The word lottery comes from the Dutch noun lot, which means fate or fortune. It was used in the 17th century to collect funds for the poor or as a painless form of taxation.
Lottery is a type of gambling where numbers are drawn in a random fashion to determine a prize. People purchase tickets for a chance to win the prize, which is often much larger than what they would have otherwise earned if they worked or saved their money. Many states have lotteries to raise money for public services. There are also private lotteries that offer prizes for a variety of reasons, including charity.
Some people play the lottery as a form of entertainment, while others do it for financial gain. Regardless of why they play, it is important to understand the odds of winning before purchasing tickets. This can help you make smarter choices about your spending and investing.
There are several ways to increase your chances of winning the lottery, such as choosing a combination that is not popular or playing with friends. You can even join a lottery syndicate, which is a group of people who pool their money together to buy lots of tickets. You can find a lottery syndicate online or through a friend or family member.
If you want to maximize your chances of winning the lottery, try selecting a number that is not close to another one or a special date such as your birthday. You should also avoid playing numbers that are sentimental to you, as this can reduce your odds of winning. Instead, try choosing a random number or joining a lottery syndicate.
The odds of winning the lottery are incredibly slim, but it’s still possible to win a jackpot. There are a few things to keep in mind before you decide to play the lottery. First, you should consider the tax implications if you win. Then, you should calculate how much you need to play in order to be able to win the jackpot. Finally, you should set a realistic goal for yourself to reach your dream.
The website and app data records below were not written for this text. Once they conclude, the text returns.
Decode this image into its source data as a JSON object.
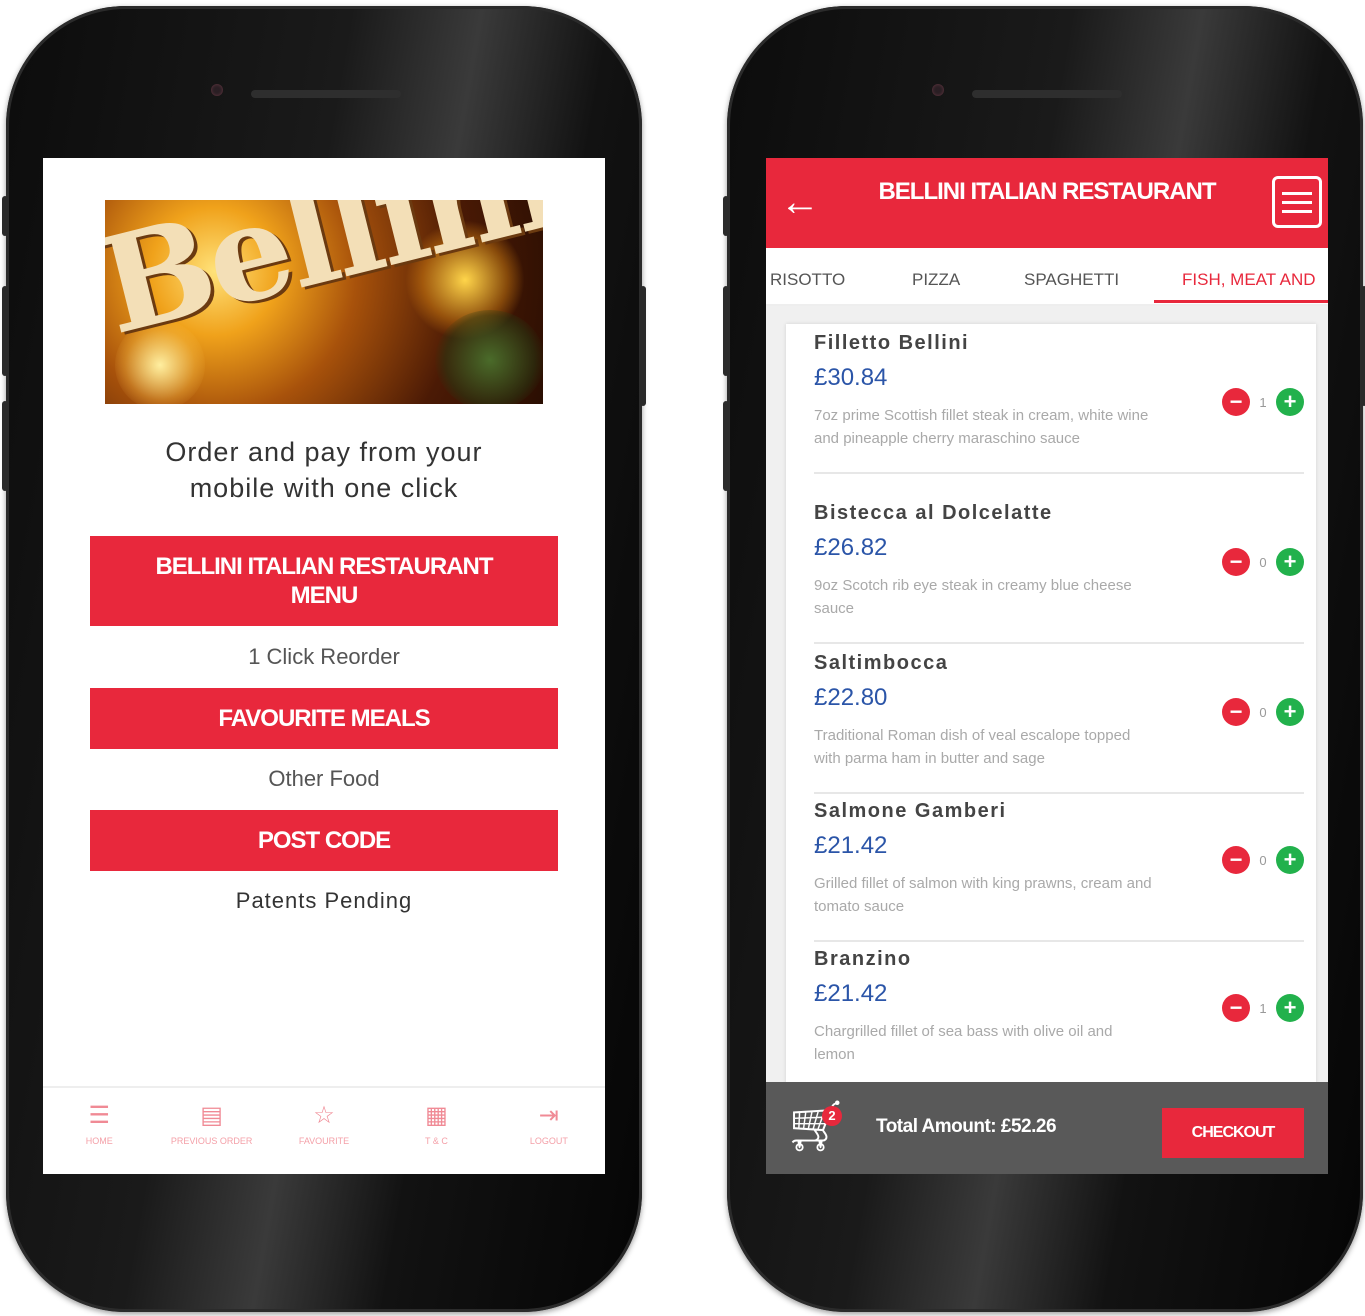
{
  "left": {
    "banner_logo": "Bellini",
    "tagline_line1": "Order and pay from your",
    "tagline_line2": "mobile with one click",
    "menu_button": "BELLINI ITALIAN RESTAURANT MENU",
    "reorder_text": "1 Click Reorder",
    "favourite_button": "FAVOURITE MEALS",
    "other_food_text": "Other Food",
    "postcode_button": "POST CODE",
    "patents_text": "Patents Pending",
    "nav": [
      {
        "icon": "list-icon",
        "label": "HOME"
      },
      {
        "icon": "receipt-icon",
        "label": "PREVIOUS ORDER"
      },
      {
        "icon": "star-icon",
        "label": "FAVOURITE"
      },
      {
        "icon": "calendar-icon",
        "label": "T & C"
      },
      {
        "icon": "logout-icon",
        "label": "LOGOUT"
      }
    ]
  },
  "right": {
    "title": "BELLINI ITALIAN RESTAURANT",
    "tabs": [
      "RISOTTO",
      "PIZZA",
      "SPAGHETTI",
      "FISH, MEAT AND"
    ],
    "active_tab": "FISH, MEAT AND",
    "items": [
      {
        "name": "Filletto Bellini",
        "price": "£30.84",
        "description": "7oz prime Scottish fillet steak in cream, white wine and pineapple cherry maraschino sauce",
        "qty": "1"
      },
      {
        "name": "Bistecca al Dolcelatte",
        "price": "£26.82",
        "description": "9oz Scotch rib eye steak in creamy blue cheese sauce",
        "qty": "0"
      },
      {
        "name": "Saltimbocca",
        "price": "£22.80",
        "description": "Traditional Roman dish of veal escalope topped with parma ham in butter and sage",
        "qty": "0"
      },
      {
        "name": "Salmone Gamberi",
        "price": "£21.42",
        "description": "Grilled fillet of salmon with king prawns, cream and tomato sauce",
        "qty": "0"
      },
      {
        "name": "Branzino",
        "price": "£21.42",
        "description": "Chargrilled fillet of sea bass with olive oil and lemon",
        "qty": "1"
      }
    ],
    "cart_count": "2",
    "total": "Total Amount: £52.26",
    "checkout": "CHECKOUT"
  },
  "colors": {
    "accent": "#e8283c",
    "price": "#2b55a8",
    "plus": "#22b14c",
    "cartbar": "#595959"
  }
}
Khristopher J. Brooks is a business reporter at CBS MoneyWatch covering a range of consumer and financial stories, from economic inequality to housing issues. He is a former personal finance columnist for The New York Times.
People have a natural tendency to gamble, and it’s no surprise that the lottery is one of the most popular forms of gambling. In the US, lottery players spent more than $100 billion on tickets in 2021. But there are plenty of reasons to be skeptical of the lottery, from its high costs to the surprisingly slim odds of winning.